Additionally (oh no, too much time spent writing business reports.....), she sent a NEW GK Designs bracelet to add to my ever-growing stack collection.
Oh, so fabulous. So February. So Valentine's. So me!!!
I think the rose gold is so so so pretty!!!
Remember, you can get your own Live Your Dreams (or xoxo) cuff bracelet from Sydney Buchanan.
[College Prep Sidenote: Mackenzie and I did not discuss our post ideas... the similarities only attest to our true true true blogging connection!]
I’m Mackenzie from Design Darling and I’m thrilled to be blog swapping with Carly today. Please stop by my blog to check out her post!
Carly and I bonded over the fact that we both balance blogging with college. As a senior at Bucknell University, I’m getting ready to swap classes for full-time employment, a challenge that fortunately requires a new-and-improved wardrobe. Having interned for prep icons Ralph Lauren and Jonathan Adler, I thought it would be fun to discuss a few essentials of the preppy young professional!
The preppy nine-to-fiver knows you don't need to don a pinstriped skirt suit to look the part. (Phew!) Conservative silhouettes in unexpected colors — cap-toe flats updated with a shot of pink or the conservative shift dress tied with a grosgrain bow — are a must for keeping your look professional and your outlook bright. Transform your basic white button-down by pairing it with a citrusy skirt and a statement necklace. You'll create a look that's office-appropriate, attention-getting, and totally your own.
First jobs also mean first apartments — and you know better than to just recreate your former dorm room! Say good bye to the movie posters and hello to preppy accents that complement your taste in clothes: needlepoint accessories, shiny lacquer, and a summery print.

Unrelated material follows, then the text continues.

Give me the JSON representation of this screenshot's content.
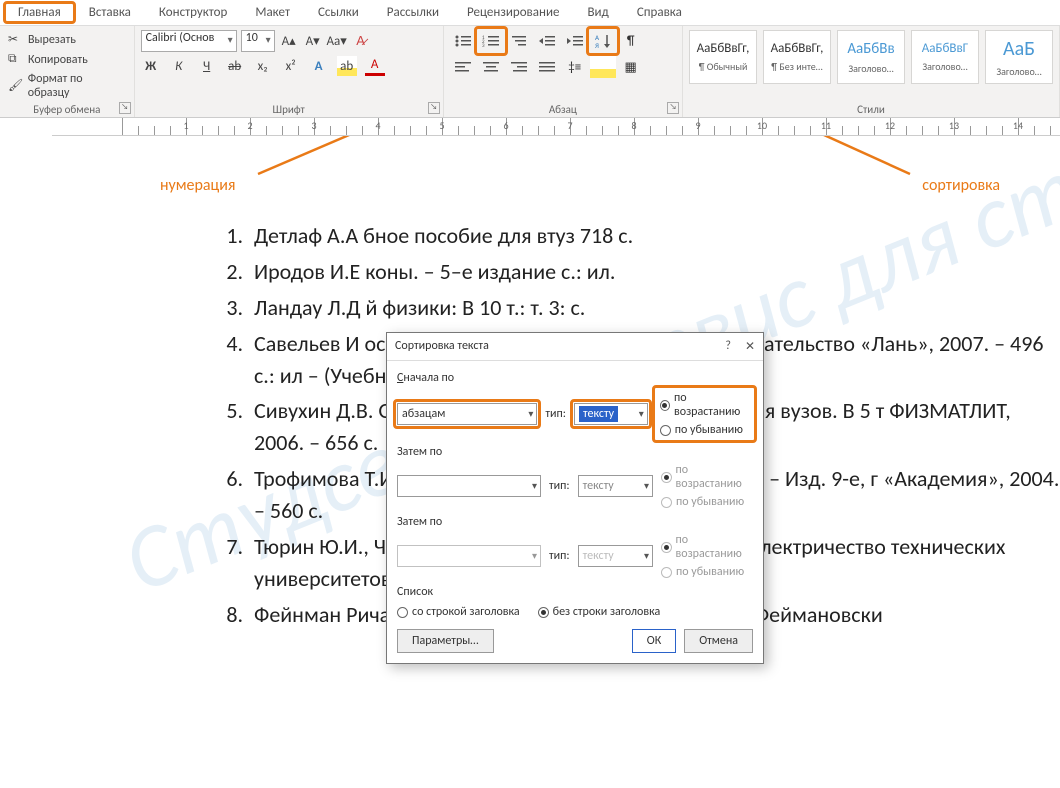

Your first apartment will be just as fabulous as your new-and-improved wardrobe!
I don't really remember how I first got involved in making needlepoint belts- but I do know that my best friends from the barn and I used to spend our sleepovers needlepointing...when we were 12.
When I was learning how to needlepoint, I started with handpainted canvases. I don't have this belt with me right now, but I made a pirate belt.
Canvases are expensive though, and some of the more simple needlepoint patterns are very simple and easy to do!
Such as this argyle one, or the nautical flags, and the one with the cute little sailboats. I have also made a lot of rowing ones for my boyfriend, which are very simple in school colors.
Making them from scratch is a lot cheaper- the actual canvas is 18 pt, and will cost ~$5-10 at a needlepoint store. The canvas should be at least 5 inches tall, and 40 inches wide. You will only need to needlepoint your waist size minus 4 inches in width, and I usually fill 24 squares in height (1.25 inches). So, for example, if you have a size 30 waist, then you only need to do 26 inches.
This is one I did in Georgetown colors and with Georgetown oars
Most recently, I've been working on a belt for Jack with coats of arms. The detail on the shields is quite complicated. Jack wrote a book on heraldry and simplified the illustrations for the coats of arms in paint, so I want to make sure to do them justice. The shields are for all the different schools he has attended- BB&N, Georgetown, Oxford, and his college at Oxford, Brasenose.
Here it is, in progress:
Canvases cost around $100, and some will include the actual wool as well. My favorite part is picking out the colors!
Finishing the belt is also very expensive- done the wrong way.
If you take it to your local needlepoint store they will send it away and charge you $150. I found a leather man in Kentucky (he makes leather halters for fancy thoroughbred race horses) who does a beautiful job for $50. I havn't sent him a belt in a year or two but I think he is still reachable. He has also done dozens of keychains for me, which are a lot quicker and quite cute.